By Sue Wambolt, Contributing Writer
Westborough – In 2004, at the age of 50, Robbi Rubenstein's husband, Dave, was diagnosed with incurable systemic scleroderma and interstitial lung disease.
The diagnosis came at a time when the Rubensteins” children were becoming adults and Robbi and her husband were both enjoying successful careers. The Westborough couple had been looking forward to spending more time together and doing some traveling, but the disease hit, and their lives were turned upside down.
Desperate for a guideline on how to live with a terminally ill spouse, Robbi turned to the Internet. She Googled everything she could find on caregivers, illness and “how to keep strong,” ultimately stumbling upon the Well Spouse Association (WSA). When she went to the website, Rubenstein found just what she was looking for.
“At the top of the site,” she said, “was a tab titled “RESPITE.” The word jumped out at me because it sure was something I felt I needed. I clicked on it. In two weeks, there would be a planned trip for Well Spouses in Maryland to stay at a B&B, enjoy dinner, sailing, hiking and kayaking. It sounded like a dream.” And it was.
Robbi joined the WSA in July 2008. At the group's Atlanta convention in October 2011, she was asked to be on the national board. Then, following a respite trip in January in 2011, she was inspired to start a group in central Massachusetts. Being away with people who “got it” made her realize that she had been living on autopilot. She wanted to come home and help others who were experiencing the same struggles, fears and questions as she was. The first meeting of the Central Mass Chapter of the WSA took place May 9.
Robbi is the group facilitator for the Central MA Well Spouse Group, which meets the second Monday of the month at Temple B'sai Shalom in Westborough. Confidential meetings are attended by about 15 people, but she said that unfortunately the numbers are growing fast. During their time together, members help and support one another.
Those who attend live with spouses who suffer with anything from chronic migraines to end-of-life situations. Living with an ill spouse redefines marriage and presents new guidelines that one learns to embrace. It gives true meaning to “in sickness and in health.” According to Robbi, attendees leave each meeting with a little more strength than they came in with and the tools necessary to make the daily roller-coaster ride just a little less frightening.

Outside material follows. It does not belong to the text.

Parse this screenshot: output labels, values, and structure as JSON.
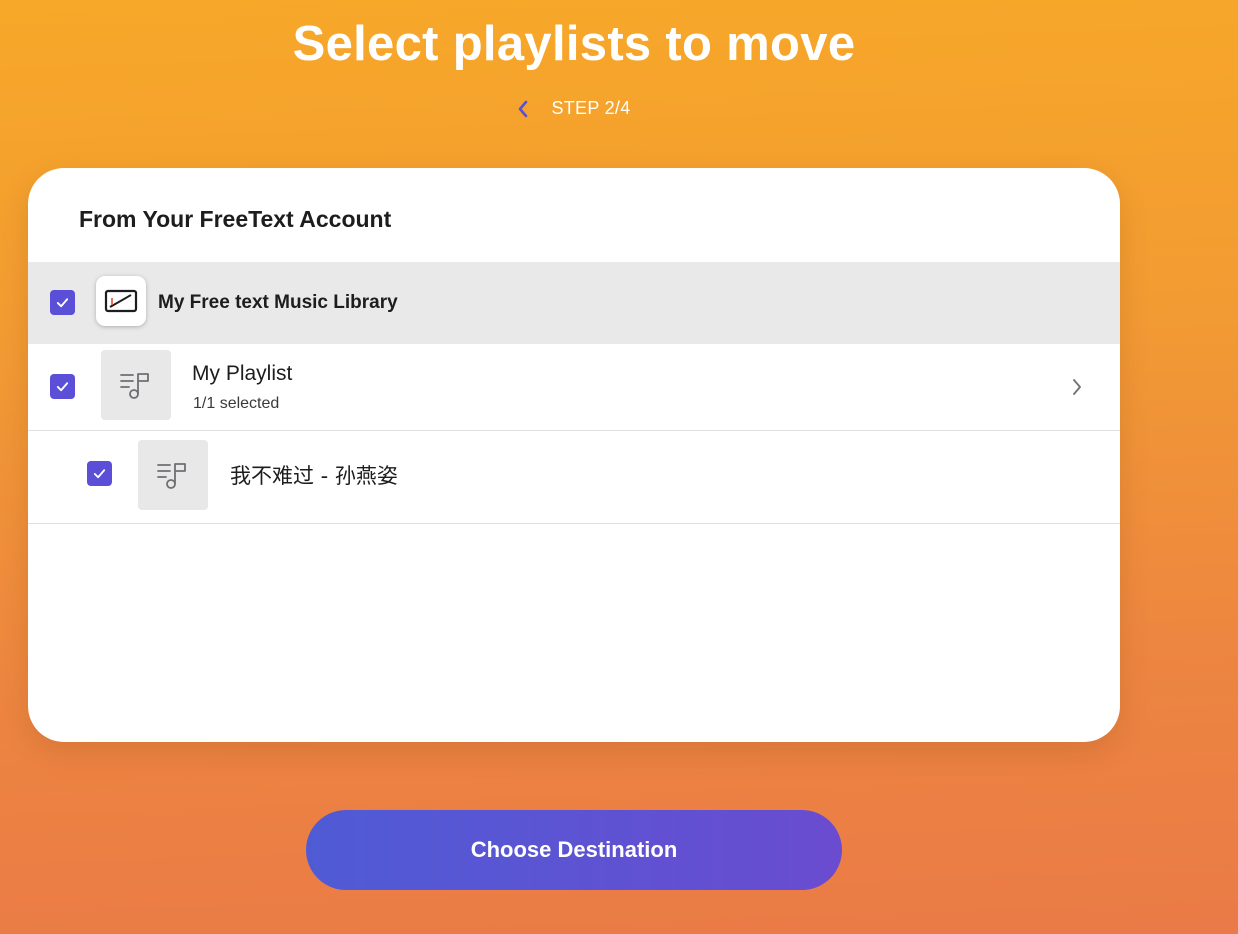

“There are no predictions as to what's to come,” Robbi said, “just present moment support and care. When you live with an ill spouse and you come into a meeting, you have a feeling of belonging. You know that someone else “gets it.””
Robbi knows first-hand the challenges that come with caring for an ill spouse. The biggest fear, she said, is losing your loved one and being alone. Finances are another fear as living with an ill spouse is expensive. From medical equipment and nursing homes to aides, special foods and medication to doctors, the list of expenses is extensive.
“Always looming is the “unknown,”” Robbi said, “and the unknown can drive you nuts.”
As group facilitator, Robbi has invited professionals from the medical and financial fields as well as lawyers and social workers to offer advice and services to the members. In September, she had an attorney attend and speak.
“Her information was invaluable. She discussed elderly care with us. Even though we'se not elderly, many of the same rules apply,” Robbi said.
On Oct. 18, Robbi, a realtor with RE/MAX Prestige in Northborough, was recognized for her community service and activism with the Massachusetts Association of Realtors (MAR) 2011 Good Neighbor Award.
“To be a good neighbor,” said MAR President Laurie Cadigan, “means that you have committed not only money but also time, sweat and some tears to help others in need.”
Today, Dave's health continues to deteriorate. He has less than half his lung capacity and is on oxygen 24/7. He has lived longer than was expected and for that, both he and Robbi are very thankful.
As a well spouse, a mother and a successful realtor, Robbi has a lot on her plate. Despite the roller-coaster ride that is her life, she has learned to appreciate the little things.
“There are blessings in everything and in every moment,” she said, “and I am grateful for every moment in the past seven years. It has taught me to be a better spouse, friend, mom, businesswoman and leader. Everyone wins when we are there for each other.”